The pain in the auto industry keeps getting worse. General Motors has just announced that it will cut its global salaried workforce to about 63,000 from 73,000 this year. The remainder of its salaried staff face pay cuts.
In the United States, approximately 3,400 of GM’s 29,500 salaried employees will be cut. The temporary pay cut for most U.S. salaried employees runs May 1 through the end of the year. Executive employees will have their base pay cut by 10 percent, with others seeing cuts of 3 percent to 7 percent.
If you’re among those likely to be affected, tell us about the mood where you work. What severance terms and other assistance is the company expected to offer? How will you cope with reduced income?
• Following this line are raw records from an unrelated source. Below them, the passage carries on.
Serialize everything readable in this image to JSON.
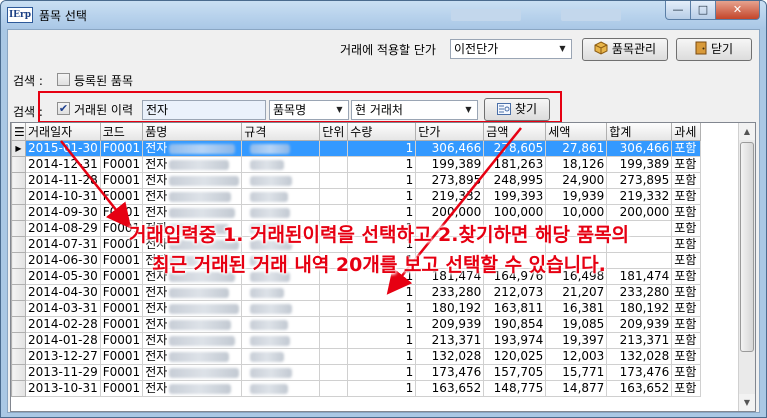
{
  "window": {
    "title": "품목 선택",
    "app_icon_text": "IErp",
    "min_glyph": "—",
    "max_glyph": "□",
    "close_glyph": "✕"
  },
  "toolbar": {
    "price_label": "거래에 적용할 단가",
    "price_select_value": "이전단가",
    "manage_button": "품목관리",
    "close_button": "닫기"
  },
  "search1": {
    "label": "검색 :",
    "checkbox_label": "등록된 품목",
    "checked": false
  },
  "search2": {
    "label": "검색 :",
    "checkbox_label": "거래된 이력",
    "checked": true,
    "keyword": "전자",
    "field_select": "품목명",
    "scope_select": "현 거래처",
    "find_button": "찾기"
  },
  "colors": {
    "accent_red": "#e60012",
    "selection": "#3399ff"
  },
  "grid": {
    "columns": [
      "거래일자",
      "코드",
      "품명",
      "규격",
      "단위",
      "수량",
      "단가",
      "금액",
      "세액",
      "합계",
      "과세"
    ],
    "rows": [
      [
        "2015-01-30",
        "F0001",
        "전자",
        "",
        "",
        "1",
        "306,466",
        "278,605",
        "27,861",
        "306,466",
        "포함"
      ],
      [
        "2014-12-31",
        "F0001",
        "전자",
        "",
        "",
        "1",
        "199,389",
        "181,263",
        "18,126",
        "199,389",
        "포함"
      ],
      [
        "2014-11-28",
        "F0001",
        "전자",
        "",
        "",
        "1",
        "273,895",
        "248,995",
        "24,900",
        "273,895",
        "포함"
      ],
      [
        "2014-10-31",
        "F0001",
        "전자",
        "",
        "",
        "1",
        "219,332",
        "199,393",
        "19,939",
        "219,332",
        "포함"
      ],
      [
        "2014-09-30",
        "F0001",
        "전자",
        "",
        "",
        "1",
        "200,000",
        "100,000",
        "10,000",
        "200,000",
        "포함"
      ],
      [
        "2014-08-29",
        "F0001",
        "전자",
        "",
        "",
        "1",
        "",
        "",
        "",
        "",
        "포함"
      ],
      [
        "2014-07-31",
        "F0001",
        "전자",
        "",
        "",
        "1",
        "",
        "",
        "",
        "",
        "포함"
      ],
      [
        "2014-06-30",
        "F0001",
        "전자",
        "",
        "",
        "1",
        "",
        "",
        "",
        "",
        "포함"
      ],
      [
        "2014-05-30",
        "F0001",
        "전자",
        "",
        "",
        "1",
        "181,474",
        "164,976",
        "16,498",
        "181,474",
        "포함"
      ],
      [
        "2014-04-30",
        "F0001",
        "전자",
        "",
        "",
        "1",
        "233,280",
        "212,073",
        "21,207",
        "233,280",
        "포함"
      ],
      [
        "2014-03-31",
        "F0001",
        "전자",
        "",
        "",
        "1",
        "180,192",
        "163,811",
        "16,381",
        "180,192",
        "포함"
      ],
      [
        "2014-02-28",
        "F0001",
        "전자",
        "",
        "",
        "1",
        "209,939",
        "190,854",
        "19,085",
        "209,939",
        "포함"
      ],
      [
        "2014-01-28",
        "F0001",
        "전자",
        "",
        "",
        "1",
        "213,371",
        "193,974",
        "19,397",
        "213,371",
        "포함"
      ],
      [
        "2013-12-27",
        "F0001",
        "전자",
        "",
        "",
        "1",
        "132,028",
        "120,025",
        "12,003",
        "132,028",
        "포함"
      ],
      [
        "2013-11-29",
        "F0001",
        "전자",
        "",
        "",
        "1",
        "173,476",
        "157,705",
        "15,771",
        "173,476",
        "포함"
      ],
      [
        "2013-10-31",
        "F0001",
        "전자",
        "",
        "",
        "1",
        "163,652",
        "148,775",
        "14,877",
        "163,652",
        "포함"
      ]
    ]
  },
  "annotation": {
    "line1": "거래입력중 1. 거래된이력을 선택하고 2.찾기하면 해당 품목의",
    "line2": "최근 거래된 거래 내역 20개를 보고 선택할 수 있습니다."
  }
}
(Picture: General Motors employees hold signs and chant before a vehicle reveal during press days at the North American International Auto Show in Detroit, Michigan, January 11, 2009. REUTERS/Rebecca Cook)
UBS, the biggest banker to the rich, announced a second round of job cuts after posting the biggest annual loss in Swiss history. The cuts to investment banking jobs come on top of 7,500 jobs that the bank has already axed as a result of the economic crisis.
It’s not all bad news, however. UBS hired nearly 400 financial advisers in the United States in the last quarter and sources have told Reuters it is aggressively poaching advisers from rivals including Morgan Stanley, Merrill Lynch and Smith Barney.
Ford UK is to cut around 850 jobs by May and review its previously agreed pay offer as it grapples with the economic impact hitting the car industry, the company said on Thursday.
The news comes a week after the automaker said it was cutting some 2,500 white-collar jobs and 1,200 jobs at Ford Motor Credit. If you’re a Ford employee, tell us how the cuts are affecting you.
Cisco CEO John Chambers has said he wants to avoid layoffs on the scale seen when the tech bubble burst in 2001, but that will be scant consolation to employees hit by Wednesday’s news that the network equipment maker is cutting up to 2,000 jobs. In our report, Chambers did not rule out the possibility of a major layoff, which he defined as a cut of 10 percent or more workers.
If you work at Cisco, which ended 2008 with 67,318 employees, tells us how people are reacting to yesterday’s announcement. Where will the cuts impact and how is the company helping those affected?
Panasonic, the world’s No.1 plasma TV maker, is cutting about 15,000 jobs as it grapples with a stronger yen and slowing demand. Half the cuts will be in Japan and half overseas, our report explains. If you work for Panasonic, tell us what’s happening in your office or factory. Have you been told how the cuts will impact you? How do the severance terms where you work compare with other units of Panasonic?